Emergency room etiquettePosted: November 2, 2010
For those of you who have never had a kidney stone, congratulations. I never knew how bad I could hurt until my first. I’ve had three. Three, just so I will never forget how badly I can hurt.
While I was going through my last kidney stone/emergency room experience, I had a lot of thoughts. I’m pretty sure a lot of them were brought on by the endorphins my body was cranking out to keep me from having to be peeled off the ceiling.
Sitting there waiting, I could not help wondering what the other people were there for. Still, it is considered bad form to do something akin to the jailhouse “what are you in for” thing with your fellow ER waiting room occupants. I think that is a shame. I’d have had no problem telling someone who asked that I had a kidney stone. Why do we go through this charade of acting like we don’t want to know?
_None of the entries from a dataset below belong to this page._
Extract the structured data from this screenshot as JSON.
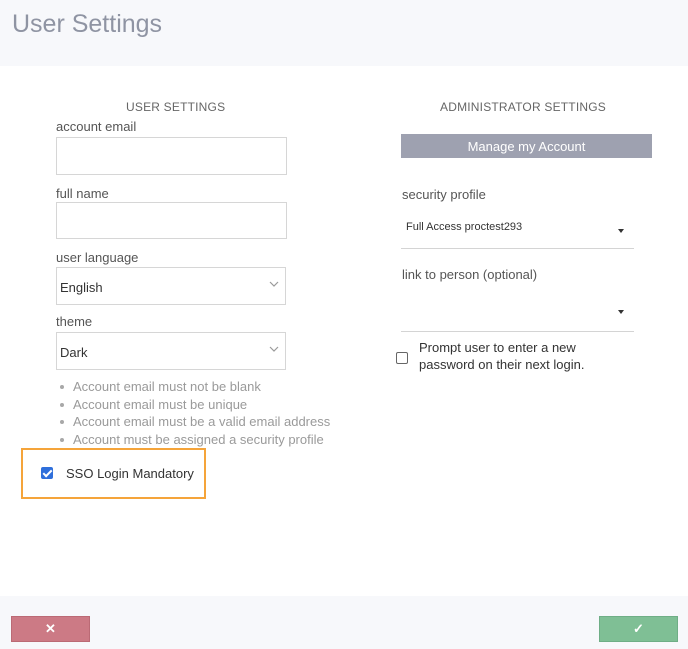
{
  "page": {
    "title": "User Settings"
  },
  "user_settings": {
    "heading": "USER SETTINGS",
    "account_email": {
      "label": "account email",
      "value": ""
    },
    "full_name": {
      "label": "full name",
      "value": ""
    },
    "user_language": {
      "label": "user language",
      "value": "English"
    },
    "theme": {
      "label": "theme",
      "value": "Dark"
    },
    "validation": [
      "Account email must not be blank",
      "Account email must be unique",
      "Account email must be a valid email address",
      "Account must be assigned a security profile"
    ],
    "sso": {
      "label": "SSO Login Mandatory",
      "checked": true
    }
  },
  "admin_settings": {
    "heading": "ADMINISTRATOR SETTINGS",
    "manage_button": "Manage my Account",
    "security_profile": {
      "label": "security profile",
      "value": "Full Access proctest293"
    },
    "link_person": {
      "label": "link to person (optional)",
      "value": ""
    },
    "prompt_password": {
      "label": "Prompt user to enter a new password on their next login.",
      "checked": false
    }
  },
  "footer": {
    "cancel_icon": "✕",
    "confirm_icon": "✓"
  },
  "colors": {
    "accent_highlight": "#f5a43a",
    "cancel": "#cc7a85",
    "confirm": "#7fbf95",
    "manage_button": "#9ea1b0",
    "checkbox": "#2f6fdb"
  }
}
I hope this is my last kidney stone for a long time. In the event its not, I am going to stagger in to the emergency room, fill out my form and fall into a chair. Then I’m going to look at the person next to me and say “kidney stone, how about you?” I think someone has to break the ice. I wish each of you well, but if you end up in the ER before me, please consider being that ice breaker.
I Go Backstage At The Hospital
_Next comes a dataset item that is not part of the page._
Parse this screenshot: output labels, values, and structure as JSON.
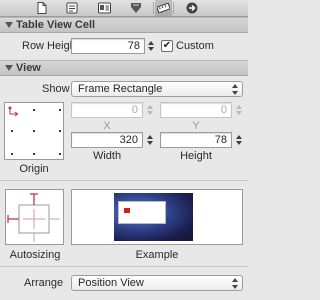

I was triaged, put on a gurney, rolled back into a room and given a sufficient quantity of controlled substances to keep me out of pain. It was decided that I was going down the hall for a CAT scan.
I’ve been rolled around in hospitals before, but for whatever reason it never occurred to me that I might want to greet my fellow patients as we crossed paths being shuttled around the building.
Yesterday, it seemed to me that I ought to do that. I mean, really, why wouldn’t I? I wave at neighbors as we cross paths entering and leaving the neighborhood. I see people on Harleys wave at one another as they pass. The teller at the bank always greets me, but she doesn’t really know me. Yes, it made all the sense in the world to do it.
I Execute The Plan
On my way to the CAT scan, I was disappointed that I didn’t see another patient and wasn’t able to put my plan into action. Following the test, I was put in the hall until someone could come get me. I waited a few minutes. Finally, another patient came rolling around the corner on his gurney, being pushed by hospital staff.
I nodded and waved as he approached. He didn’t reciprocate. Somehow that made me more determined. It is possible that by it making me more determined that what I really mean is it made the controlled substances running through my veins more determined.
I went with “what are you in for?” He wasn’t saying. He just looked at me like I’d lost my mind. Perhaps I had. I went on and told him I was heading back to my room now and asked if I could deliver a message for him to anyone on the outside. He just looked at me and shook his head no.
When I was wheeled back into my room, Mrs. O was just returning from calling the Omawari-son to update him on my status. I told her of my attempt to remake hospital society. She apologized to the man who had brought me back. Sometimes, when you are an innovator, it is hard for people who see you every day to recognize it.
I don’t think the guy I spoke to is going to take the idea and run with it. I hope we all can stay healthy and don’t cross paths in an ER. If you find yourself there and someone attempts inter-gurney communication, it is me. Say hello.